When appearing before the Courts, always be respectful. Our Courts are the busiest they have ever been and Judges are faced with the difficult challenge of trying to make very important decisions for families in very limited amounts of time. Your Judge may appear to be dismissive, frustrated and at times even angry, but it is essential that at all times you remain respectful. They are merely trying to do their job as best they can. If they ask you a question, answer the question – answer it clearly and concisely. If the question requires a yes or no answer then provide it – there is no need for long winded explanations. A Judge in a busy list will sometimes have 20 to 30 families to deal with in only 2-3 hours. It is important that you assist them in getting to the heart of the issues that you need resolved on that day and you can do that best by preparing well. Go to Court with some notes of the key things that your Judge needs to know to make the decision that they need to make that day.
5. Be prepared.

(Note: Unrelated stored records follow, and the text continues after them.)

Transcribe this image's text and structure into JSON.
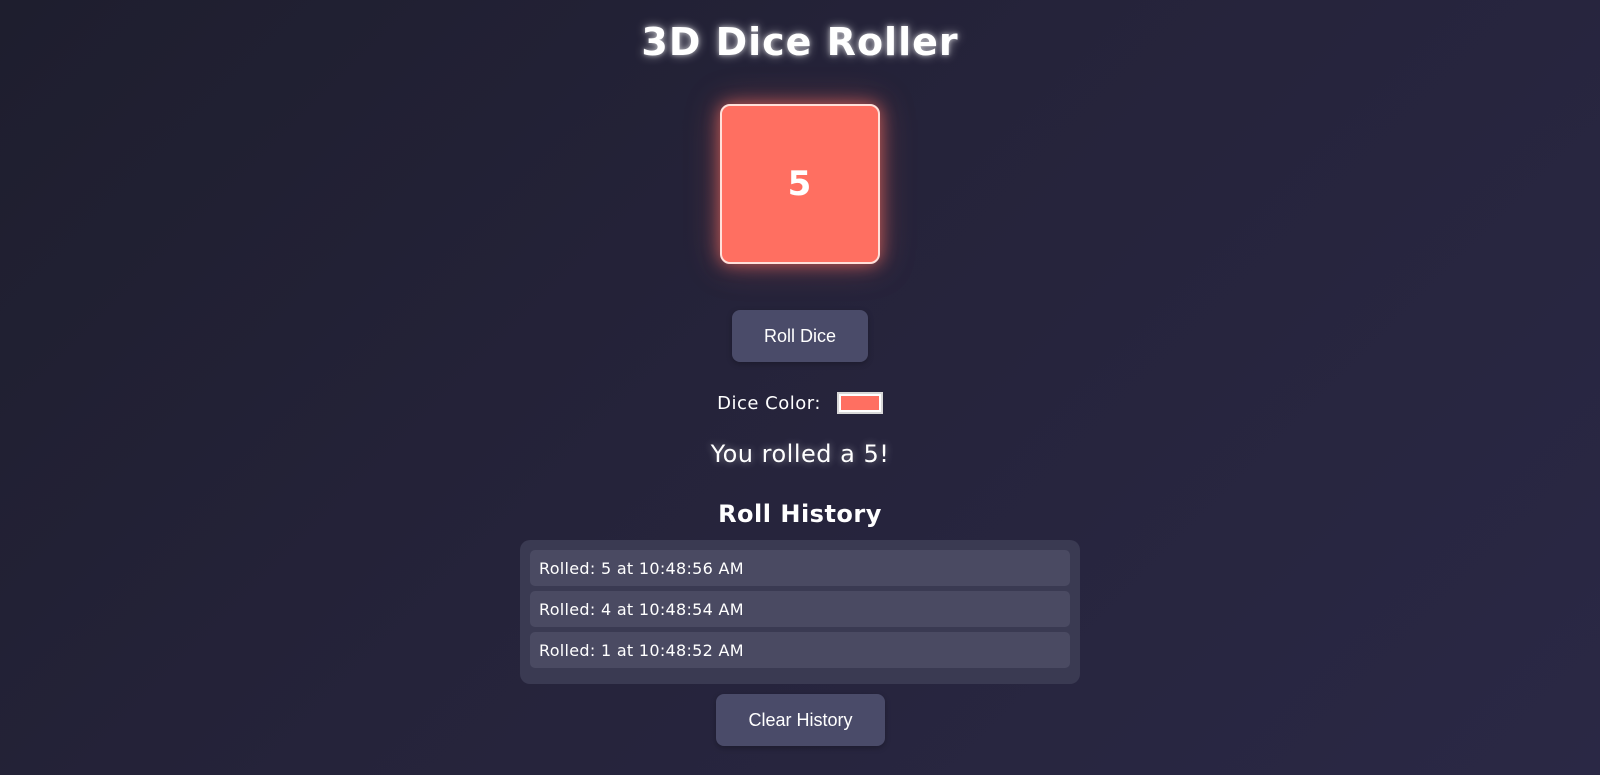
{
  "app": {
    "title": "3D Dice Roller"
  },
  "dice": {
    "value": "5",
    "color": "#ff6f61"
  },
  "controls": {
    "roll_label": "Roll Dice",
    "color_label": "Dice Color:",
    "color_value": "#ff6f61"
  },
  "result": {
    "text": "You rolled a 5!"
  },
  "history": {
    "title": "Roll History",
    "items": [
      {
        "text": "Rolled: 5 at 10:48:56 AM"
      },
      {
        "text": "Rolled: 4 at 10:48:54 AM"
      },
      {
        "text": "Rolled: 1 at 10:48:52 AM"
      }
    ],
    "clear_label": "Clear History"
  },
  "colors": {
    "background": "#22223a",
    "button": "#4a4b69",
    "panel": "#3a3a52",
    "item": "#4a4a62"
  }
}
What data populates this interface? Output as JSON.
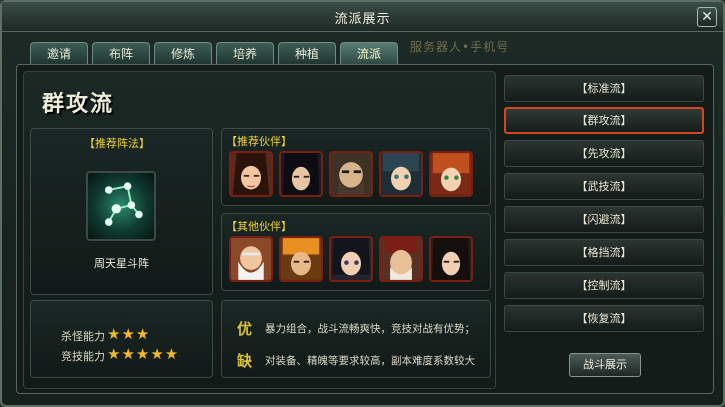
{
  "window": {
    "title": "流派展示",
    "close_icon": "close-icon"
  },
  "tabs": [
    {
      "label": "邀请"
    },
    {
      "label": "布阵"
    },
    {
      "label": "修炼"
    },
    {
      "label": "培养"
    },
    {
      "label": "种植"
    },
    {
      "label": "流派",
      "active": true
    }
  ],
  "background_text": "服务器人•手机号",
  "main": {
    "style_title": "群攻流",
    "recommended_formation": {
      "label": "【推荐阵法】",
      "name": "周天星斗阵"
    },
    "recommended_partners": {
      "label": "【推荐伙伴】",
      "count": 5
    },
    "other_partners": {
      "label": "【其他伙伴】",
      "count": 5
    },
    "ratings": [
      {
        "label": "杀怪能力",
        "stars": 3,
        "display": "★★★"
      },
      {
        "label": "竞技能力",
        "stars": 5,
        "display": "★★★★★"
      }
    ],
    "descriptions": [
      {
        "icon_text": "优",
        "text": "暴力组合，战斗流畅爽快，竞技对战有优势；"
      },
      {
        "icon_text": "缺",
        "text": "对装备、精魄等要求较高，副本难度系数较大"
      }
    ]
  },
  "style_list": [
    {
      "label": "【标准流】"
    },
    {
      "label": "【群攻流】",
      "selected": true
    },
    {
      "label": "【先攻流】"
    },
    {
      "label": "【武技流】"
    },
    {
      "label": "【闪避流】"
    },
    {
      "label": "【格挡流】"
    },
    {
      "label": "【控制流】"
    },
    {
      "label": "【恢复流】"
    }
  ],
  "battle_button": {
    "label": "战斗展示"
  },
  "colors": {
    "accent_gold": "#f2d23b",
    "selected_border": "#d6461e",
    "star": "#f0b72c"
  }
}
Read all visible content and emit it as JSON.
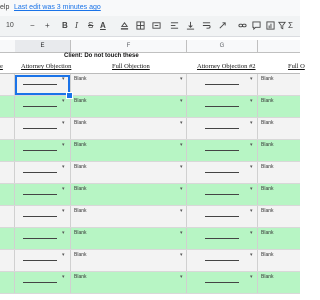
{
  "menubar": {
    "help": "elp",
    "last_edit": "Last edit was 3 minutes ago"
  },
  "toolbar": {
    "font_size": "10",
    "items": [
      "-",
      "+",
      "B",
      "I",
      "S",
      "A",
      "fill-color-icon",
      "borders-icon",
      "merge-icon",
      "align-icon",
      "valign-icon",
      "wrap-icon",
      "rotate-icon",
      "link-icon",
      "comment-icon",
      "chart-icon",
      "filter-icon",
      "functions-icon"
    ],
    "minus": "−",
    "plus": "+",
    "bold": "B",
    "italic": "I",
    "strike": "S",
    "text_color": "A",
    "sum": "Σ"
  },
  "columns": [
    "E",
    "F",
    "G"
  ],
  "title": "Client:  Do not touch these",
  "headers": {
    "partial_left": "e",
    "attorney_objection": "Attorney Objection",
    "full_objection": "Full Objection",
    "attorney_objection_2": "Attorney Objection #2",
    "full_partial": "Full O"
  },
  "cell_text": "Blank",
  "rows": [
    {
      "color": "gray"
    },
    {
      "color": "green"
    },
    {
      "color": "gray"
    },
    {
      "color": "green"
    },
    {
      "color": "gray"
    },
    {
      "color": "green"
    },
    {
      "color": "gray"
    },
    {
      "color": "green"
    },
    {
      "color": "gray"
    },
    {
      "color": "green"
    }
  ]
}
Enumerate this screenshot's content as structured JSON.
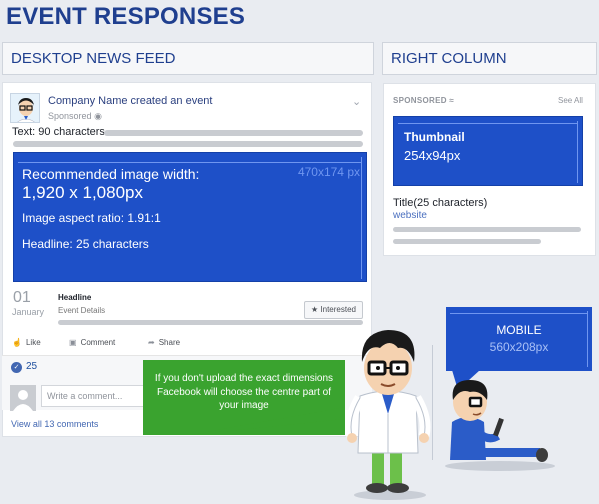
{
  "page_title": "EVENT RESPONSES",
  "sections": {
    "feed_title": "DESKTOP NEWS FEED",
    "right_title": "RIGHT COLUMN"
  },
  "post": {
    "title": "Company Name created an event",
    "sponsored": "Sponsored",
    "text_label": "Text: 90 characters",
    "image": {
      "dims": "470x174 px",
      "recommended_label": "Recommended image width:",
      "recommended_size": "1,920 x 1,080px",
      "aspect_ratio": "Image aspect ratio: 1.91:1",
      "headline": "Headline: 25 characters"
    },
    "event": {
      "day": "01",
      "month": "January",
      "headline": "Headline",
      "details": "Event Details",
      "interested": "Interested"
    },
    "actions": {
      "like": "Like",
      "comment": "Comment",
      "share": "Share"
    },
    "like_count": "25",
    "comment_placeholder": "Write a comment...",
    "view_all": "View all 13 comments"
  },
  "right_column": {
    "sponsored": "SPONSORED",
    "see_all": "See All",
    "thumbnail_title": "Thumbnail",
    "thumbnail_dims": "254x94px",
    "title_label": "Title(25 characters)",
    "website": "website"
  },
  "callout": "If you don't upload the exact dimensions Facebook will choose the centre part of your image",
  "mobile": {
    "title": "MOBILE",
    "dims": "560x208px"
  },
  "colors": {
    "brand_blue": "#1f3f8f",
    "image_blue": "#1e50c8",
    "callout_green": "#3aa32f",
    "facebook_blue": "#4267b2"
  }
}
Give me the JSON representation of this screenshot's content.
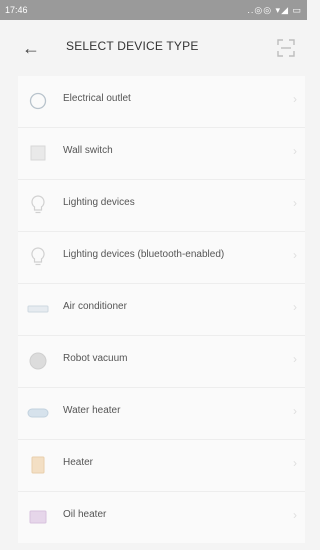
{
  "status_bar": {
    "time": "17:46",
    "icons": "..◎◎ ▾◢ ▭"
  },
  "header": {
    "title": "SELECT DEVICE TYPE",
    "back_icon": "←"
  },
  "devices": [
    {
      "label": "Electrical outlet",
      "icon": "outlet-icon"
    },
    {
      "label": "Wall switch",
      "icon": "wall-switch-icon"
    },
    {
      "label": "Lighting devices",
      "icon": "bulb-icon"
    },
    {
      "label": "Lighting devices (bluetooth-enabled)",
      "icon": "bulb-icon"
    },
    {
      "label": "Air conditioner",
      "icon": "air-conditioner-icon"
    },
    {
      "label": "Robot vacuum",
      "icon": "robot-vacuum-icon"
    },
    {
      "label": "Water heater",
      "icon": "water-heater-icon"
    },
    {
      "label": "Heater",
      "icon": "heater-icon"
    },
    {
      "label": "Oil heater",
      "icon": "oil-heater-icon"
    }
  ],
  "chevron_glyph": "›"
}
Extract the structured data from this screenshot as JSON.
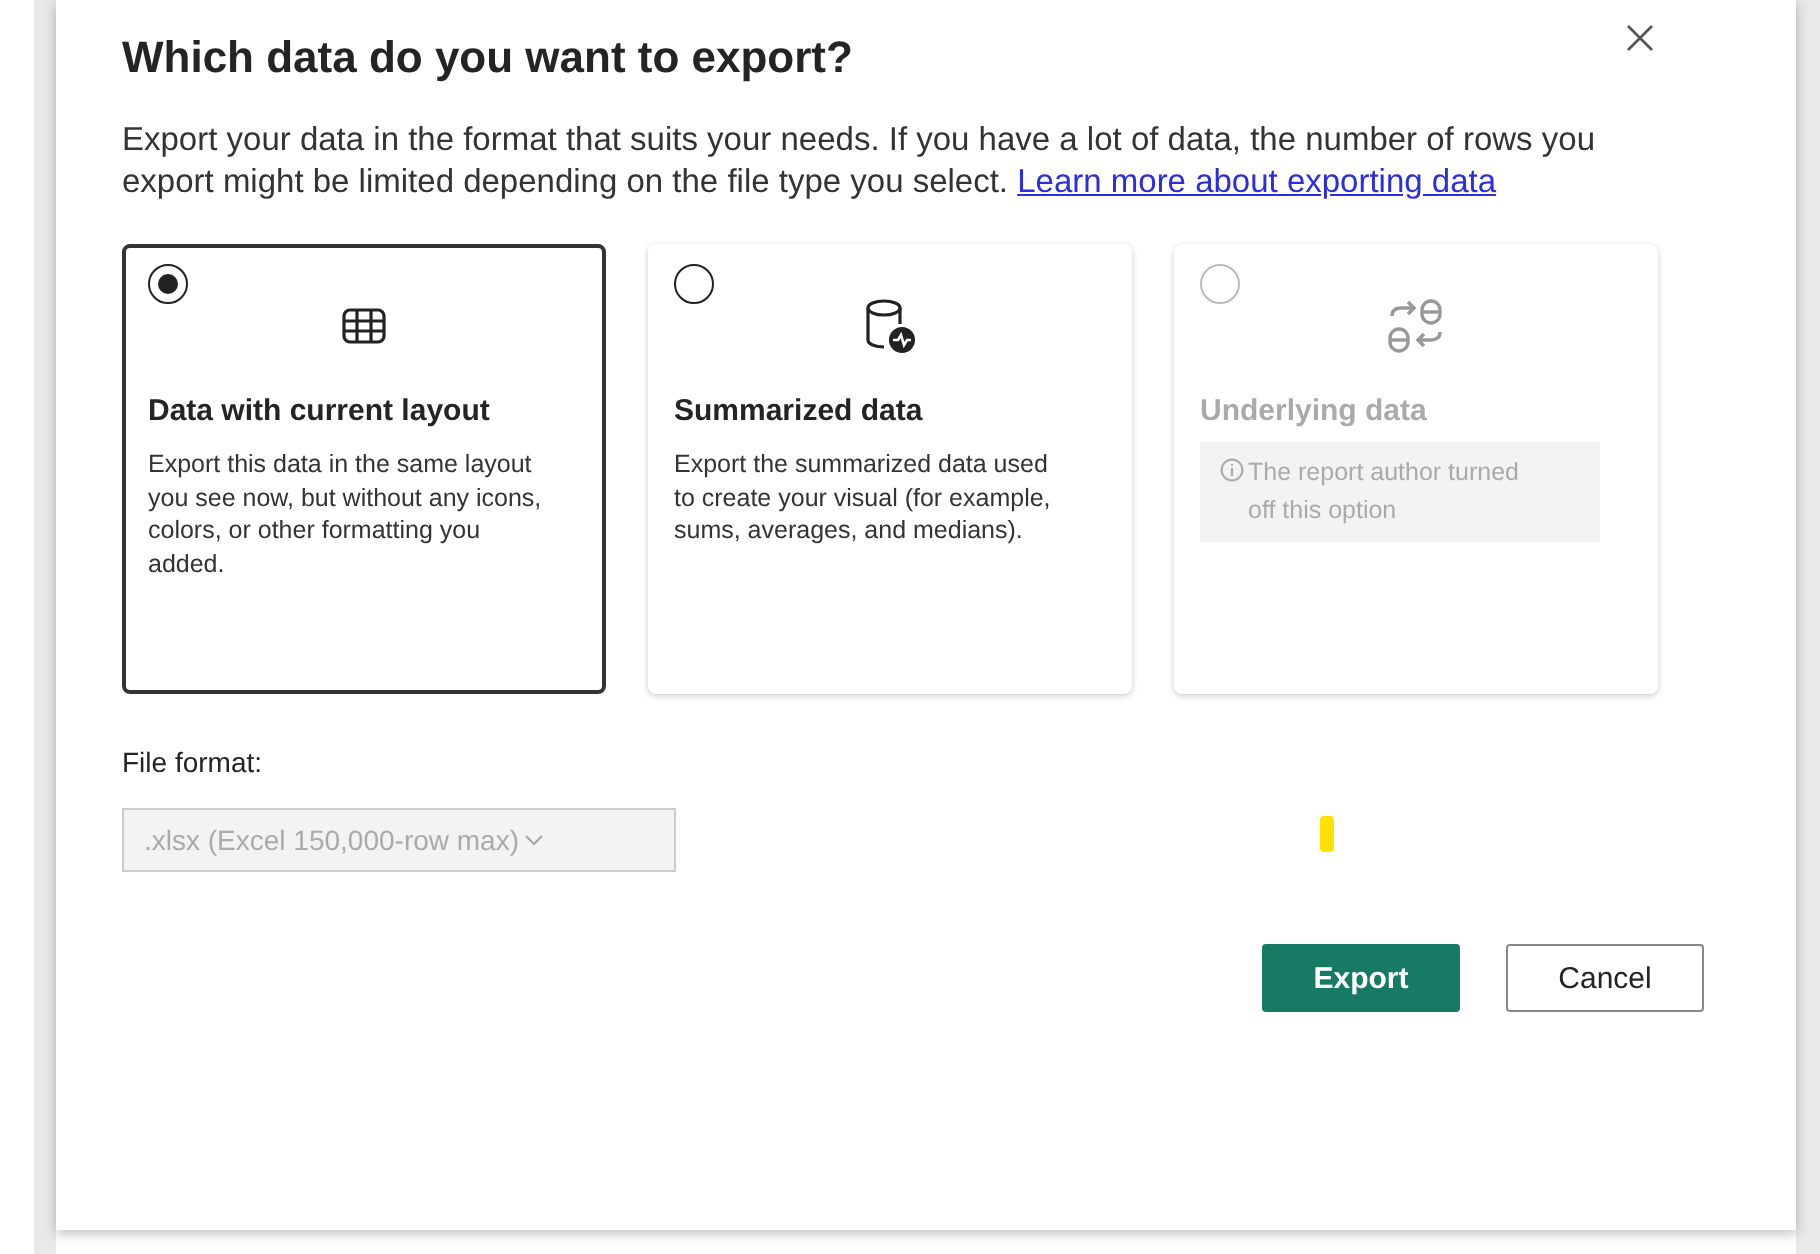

Preparation is the key when you’re finding yourself before the Family Courts. Our Family Courts are open Courts and this means that you can go and sit in the back of the Court and listen to how a Judge deals with cases just like yours. If you are acting on your own behalf, it is worth doing this before your Court case so that you understand the process and the procedure and the way your Judge might deal with matters similar to yours. The Family Courts have recently launched a YouTube site that does contain useful videos of different steps involved in the Court process. There is a wealth of information available online these days that can assist you in preparing and attending at Court. Do take the time to prepare well. A lawyer when representing a client in the Court process will spend many hours preparing the case, fine tuning it and ensuring that all of the relevant evidence is before the Court. When you’re acting on your own behalf, you need to apply the same level of diligence to your case. Seek as much assistance as you can to help you through, but ultimately treat it seriously. Be organised, well prepared and respectful at all times. The Family Courts really should always be seen as a place of last resort for your family after the breakdown of a relationship. Even if you have found yourself in the Courts, you can still reach an agreement with your former spouse along the way so always keep looking for those opportunities, even when it seems that nothing can be agreed.
This week I am presenting an online workshop with more information on what ‘Going to Court’ really means, the documents you need to prepare and what to expect when you get there. You can register for this workshop here.
The Family Courts really should always be seen as a place of last resort for your family after the breakdown of a relationship. Even if you have found yourself in the Courts, you can still reach an agreement with your former spouse along the way, so always keep looking for those opportunities, even when it seems that there is no end in sight. And on that note… a final message from me just in case you were thinking of uttering those famous words-“I just want to go to Court!” Trust me- you don’t.
Written by Clarissa Rayward